Diabetes is a chronic (long-term) health condition that affects how your body regulates blood sugar (glucose). Glucose is an important source of energy for your body’s cells. With it, your body either doesn’t produce enough insulin or can’t use it effectively. Insulin is a hormone that helps your body’s cells absorb glucose from your bloodstream.
There are three main types:
- Type 1 diabetes: This type is an autoimmune disease that occurs when the body’s immune system attacks and destroys the insulin-producing cells in the pancreas.
- Type 2 diabetes: This is the most common type, affecting about 90% of people with diabetes. It develops when the body becomes resistant to insulin or doesn’t produce enough insulin.

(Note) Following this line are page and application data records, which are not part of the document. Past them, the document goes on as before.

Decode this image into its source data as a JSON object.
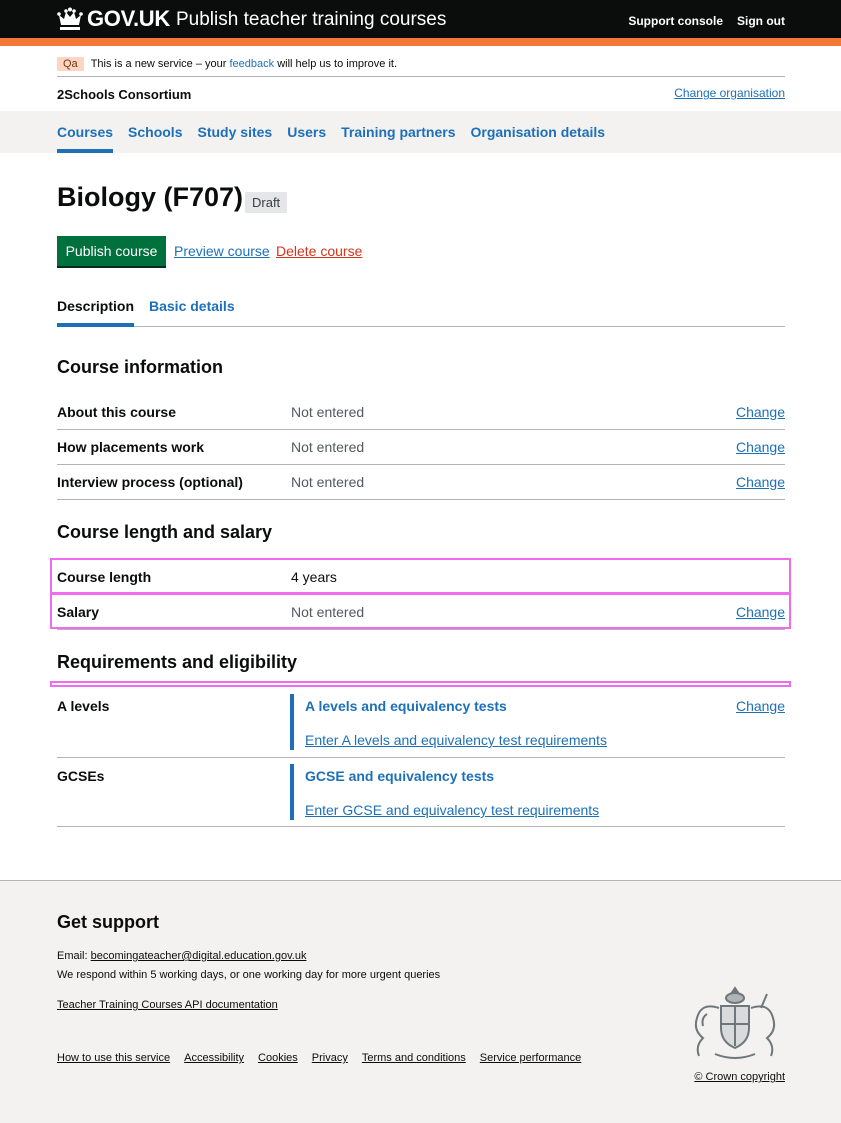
{
  "header": {
    "logo_text": "GOV.UK",
    "service_name": "Publish teacher training courses",
    "nav": [
      "Support console",
      "Sign out"
    ]
  },
  "phase_banner": {
    "tag": "Qa",
    "text_before": "This is a new service – your",
    "link": "feedback",
    "text_after": "will help us to improve it."
  },
  "organisation": {
    "name": "2Schools Consortium",
    "change_link": "Change organisation"
  },
  "subnav": {
    "items": [
      "Courses",
      "Schools",
      "Study sites",
      "Users",
      "Training partners",
      "Organisation details"
    ]
  },
  "course": {
    "title": "Biology (F707)",
    "status": "Draft"
  },
  "actions": {
    "publish": "Publish course",
    "preview": "Preview course",
    "delete": "Delete course"
  },
  "tabs": {
    "description": "Description",
    "basic_details": "Basic details"
  },
  "course_information": {
    "heading": "Course information",
    "rows": [
      {
        "key": "About this course",
        "value": "Not entered",
        "action": "Change"
      },
      {
        "key": "How placements work",
        "value": "Not entered",
        "action": "Change"
      },
      {
        "key": "Interview process (optional)",
        "value": "Not entered",
        "action": "Change"
      }
    ]
  },
  "course_length_salary": {
    "heading": "Course length and salary",
    "rows": [
      {
        "key": "Course length",
        "value": "4 years"
      },
      {
        "key": "Salary",
        "value": "Not entered",
        "action": "Change"
      }
    ]
  },
  "requirements": {
    "heading": "Requirements and eligibility",
    "rows": [
      {
        "key": "A levels",
        "inset_title": "A levels and equivalency tests",
        "inset_link": "Enter A levels and equivalency test requirements",
        "action": "Change"
      },
      {
        "key": "GCSEs",
        "inset_title": "GCSE and equivalency tests",
        "inset_link": "Enter GCSE and equivalency test requirements"
      }
    ]
  },
  "footer": {
    "heading": "Get support",
    "email_label": "Email:",
    "email": "becomingateacher@digital.education.gov.uk",
    "respond": "We respond within 5 working days, or one working day for more urgent queries",
    "api_link": "Teacher Training Courses API documentation",
    "links": [
      "How to use this service",
      "Accessibility",
      "Cookies",
      "Privacy",
      "Terms and conditions",
      "Service performance"
    ],
    "copyright": "© Crown copyright"
  },
  "colors": {
    "header_bg": "#0b0c0c",
    "accent_bar": "#f47738",
    "link": "#1d70b8",
    "publish_button": "#00703c",
    "delete_link": "#d4351c",
    "highlight": "#f06bf0"
  }
}
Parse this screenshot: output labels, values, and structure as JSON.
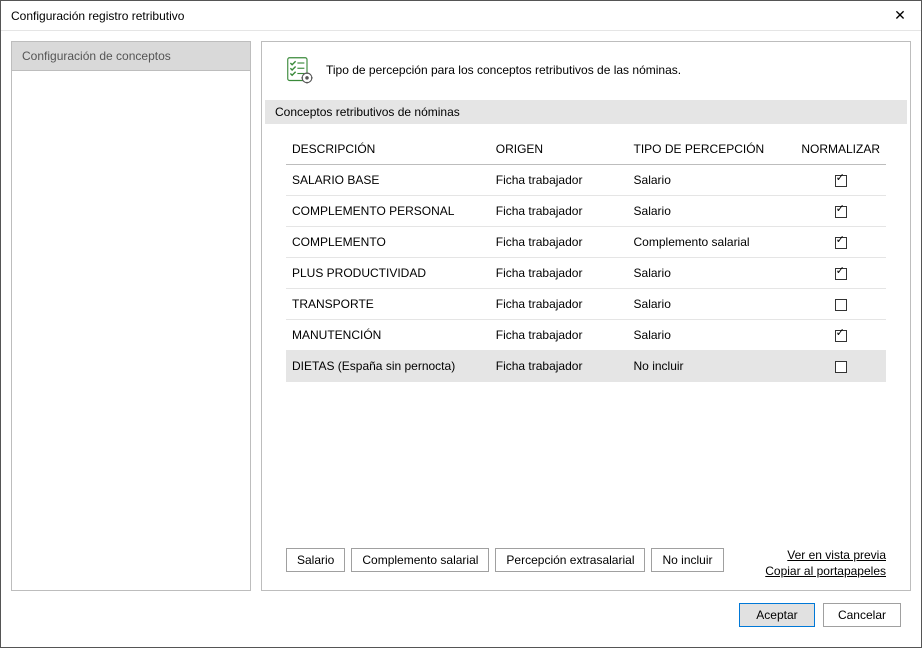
{
  "window": {
    "title": "Configuración registro retributivo"
  },
  "sidebar": {
    "items": [
      {
        "label": "Configuración de conceptos"
      }
    ]
  },
  "header": {
    "description": "Tipo de percepción para los conceptos retributivos de las nóminas."
  },
  "section": {
    "title": "Conceptos retributivos de nóminas"
  },
  "table": {
    "columns": {
      "descripcion": "DESCRIPCIÓN",
      "origen": "ORIGEN",
      "tipo": "TIPO DE PERCEPCIÓN",
      "normalizar": "NORMALIZAR"
    },
    "rows": [
      {
        "descripcion": "SALARIO BASE",
        "origen": "Ficha trabajador",
        "tipo": "Salario",
        "normalizar": true
      },
      {
        "descripcion": "COMPLEMENTO PERSONAL",
        "origen": "Ficha trabajador",
        "tipo": "Salario",
        "normalizar": true
      },
      {
        "descripcion": "COMPLEMENTO",
        "origen": "Ficha trabajador",
        "tipo": "Complemento salarial",
        "normalizar": true
      },
      {
        "descripcion": "PLUS PRODUCTIVIDAD",
        "origen": "Ficha trabajador",
        "tipo": "Salario",
        "normalizar": true
      },
      {
        "descripcion": "TRANSPORTE",
        "origen": "Ficha trabajador",
        "tipo": "Salario",
        "normalizar": false
      },
      {
        "descripcion": "MANUTENCIÓN",
        "origen": "Ficha trabajador",
        "tipo": "Salario",
        "normalizar": true
      },
      {
        "descripcion": "DIETAS (España sin pernocta)",
        "origen": "Ficha trabajador",
        "tipo": "No incluir",
        "normalizar": false
      }
    ]
  },
  "buttons": {
    "salario": "Salario",
    "complemento": "Complemento salarial",
    "extrasalarial": "Percepción extrasalarial",
    "no_incluir": "No incluir"
  },
  "links": {
    "preview": "Ver en vista previa",
    "copy": "Copiar al portapapeles"
  },
  "footer": {
    "accept": "Aceptar",
    "cancel": "Cancelar"
  }
}
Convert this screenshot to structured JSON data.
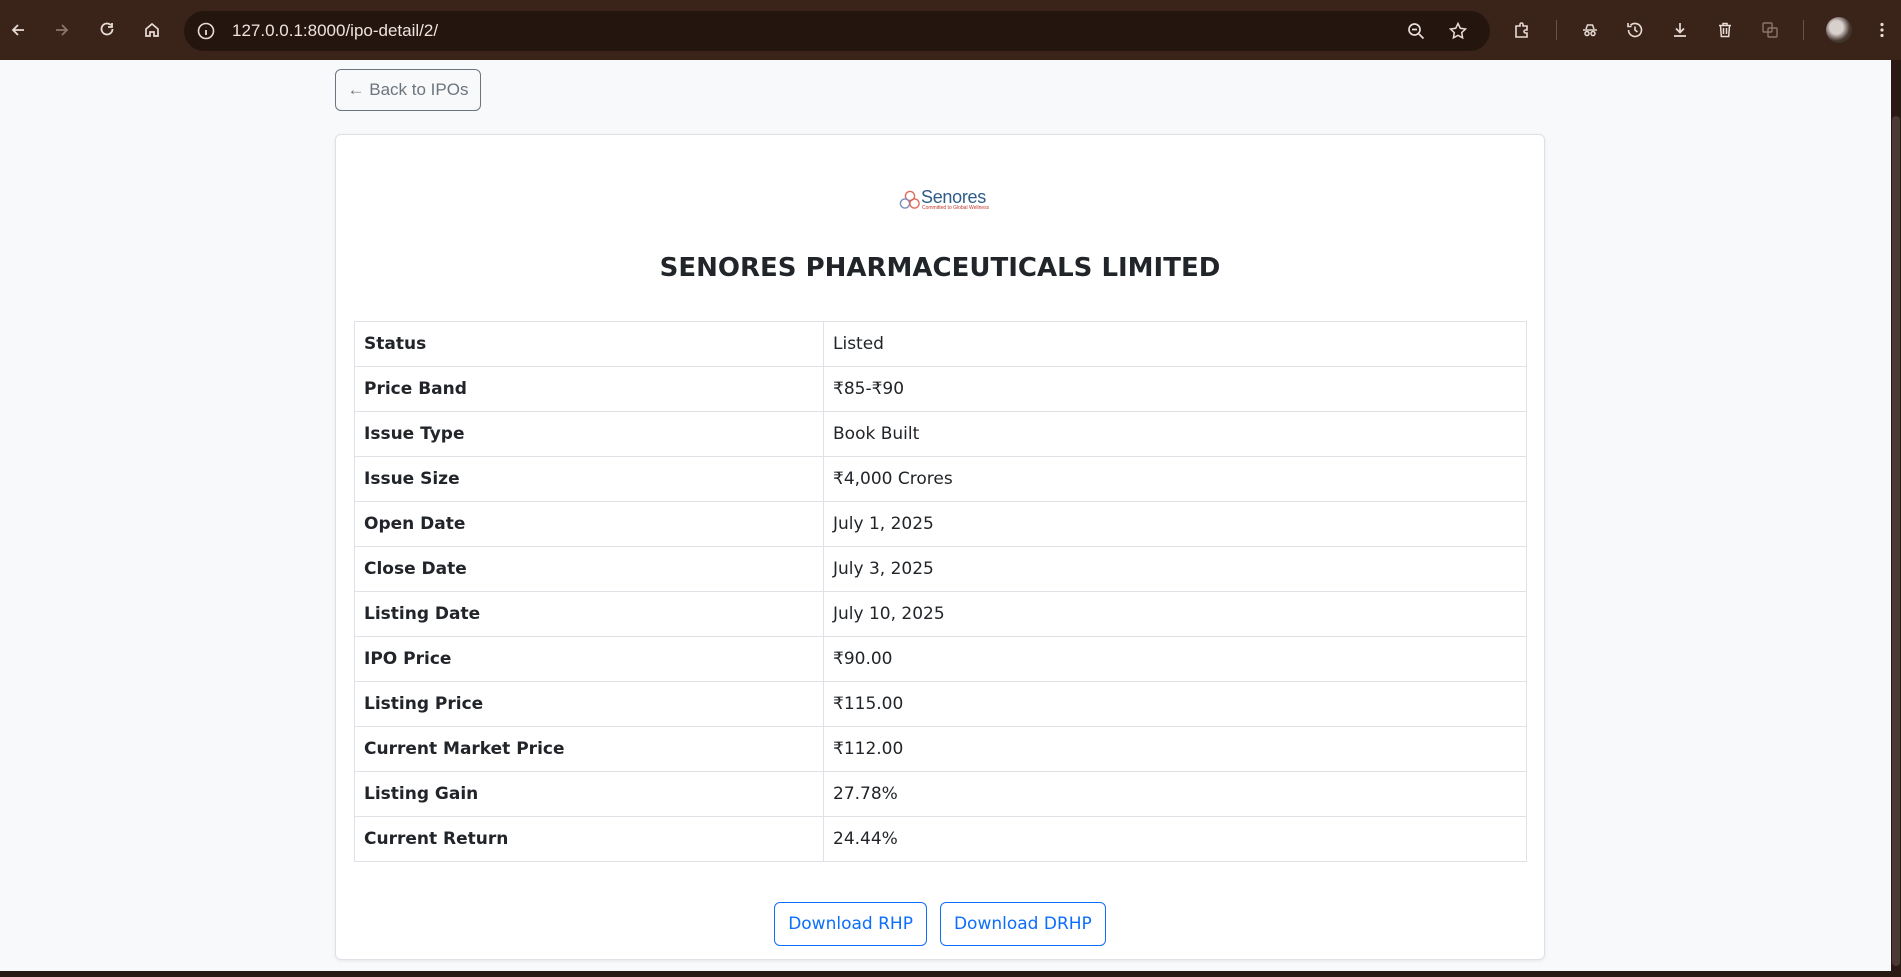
{
  "browser": {
    "url": "127.0.0.1:8000/ipo-detail/2/",
    "icons": [
      "back-icon",
      "forward-icon",
      "reload-icon",
      "home-icon",
      "site-info-icon",
      "zoom-icon",
      "bookmark-star-icon",
      "extensions-icon",
      "incognito-icon",
      "history-icon",
      "download-icon",
      "delete-icon",
      "translate-icon",
      "profile-avatar",
      "menu-icon"
    ]
  },
  "page": {
    "back_label": "← Back to IPOs",
    "logo": {
      "name": "Senores",
      "tagline": "Committed to Global Wellness"
    },
    "company_name": "SENORES PHARMACEUTICALS LIMITED",
    "details": [
      {
        "label": "Status",
        "value": "Listed"
      },
      {
        "label": "Price Band",
        "value": "₹85-₹90"
      },
      {
        "label": "Issue Type",
        "value": "Book Built"
      },
      {
        "label": "Issue Size",
        "value": "₹4,000 Crores"
      },
      {
        "label": "Open Date",
        "value": "July 1, 2025"
      },
      {
        "label": "Close Date",
        "value": "July 3, 2025"
      },
      {
        "label": "Listing Date",
        "value": "July 10, 2025"
      },
      {
        "label": "IPO Price",
        "value": "₹90.00"
      },
      {
        "label": "Listing Price",
        "value": "₹115.00"
      },
      {
        "label": "Current Market Price",
        "value": "₹112.00"
      },
      {
        "label": "Listing Gain",
        "value": "27.78%"
      },
      {
        "label": "Current Return",
        "value": "24.44%"
      }
    ],
    "download_rhp_label": "Download RHP",
    "download_drhp_label": "Download DRHP"
  },
  "colors": {
    "primary": "#0d6efd",
    "secondary": "#6c757d",
    "chrome": "#3a2319"
  }
}
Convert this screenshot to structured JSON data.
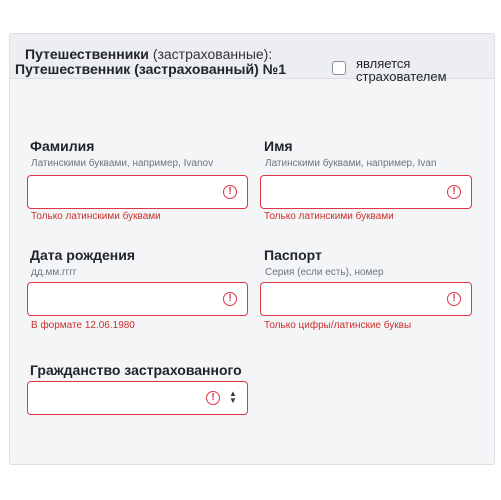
{
  "section": {
    "title_main": "Путешественники",
    "title_sub": "(застрахованные):"
  },
  "traveler": {
    "title": "Путешественник (застрахованный) №1",
    "is_insurer_label_line1": "является",
    "is_insurer_label_line2": "страхователем",
    "is_insurer_checked": false
  },
  "fields": {
    "surname": {
      "label": "Фамилия",
      "hint": "Латинскими буквами, например, Ivanov",
      "value": "",
      "error": "Только латинскими буквами"
    },
    "name": {
      "label": "Имя",
      "hint": "Латинскими буквами, например, Ivan",
      "value": "",
      "error": "Только латинскими буквами"
    },
    "birthdate": {
      "label": "Дата рождения",
      "hint": "дд.мм.гггг",
      "value": "",
      "error": "В формате 12.06.1980"
    },
    "passport": {
      "label": "Паспорт",
      "hint": "Серия (если есть), номер",
      "value": "",
      "error": "Только цифры/латинские буквы"
    },
    "citizenship": {
      "label": "Гражданство застрахованного",
      "value": ""
    }
  },
  "icons": {
    "error": "error-circle-icon",
    "select": "select-arrows-icon"
  },
  "colors": {
    "error": "#dc3545",
    "error_text": "#c9302c",
    "hint": "#6c757d",
    "card_bg": "#f4f5f7",
    "header_bg": "#eceef1"
  }
}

- Gestational diabetes: This type develops during pregnancy and usually goes away after the baby is born.
The symptoms can vary depending on the type and severity of the condition. Some common symptoms include:
- Increased thirst
- Increased urination
- Increased hunger
- Unexplained weight loss
- Blurred vision
- Slow healing of wounds
- Frequent infections
Type 2 diabetes:
Type 2 diabetes is the most common type. It develops when the body becomes resistant to insulin or doesn’t produce enough insulin. It has a number of risk factors, including:
- Family history
- Being overweight or obese
- Being physically inactive
- Having a high blood pressure
- Having a high cholesterol level
Symptoms of type 2 diabetes, can be mild and go unnoticed for years. In fact, many people suffering from it don’t have any symptoms at all. However, it is important to be aware of the symptoms so that you can get diagnosed and treated early. Early diagnosis and treatment can help prevent serious complications, such as heart disease, stroke, kidney disease, and nerve damage.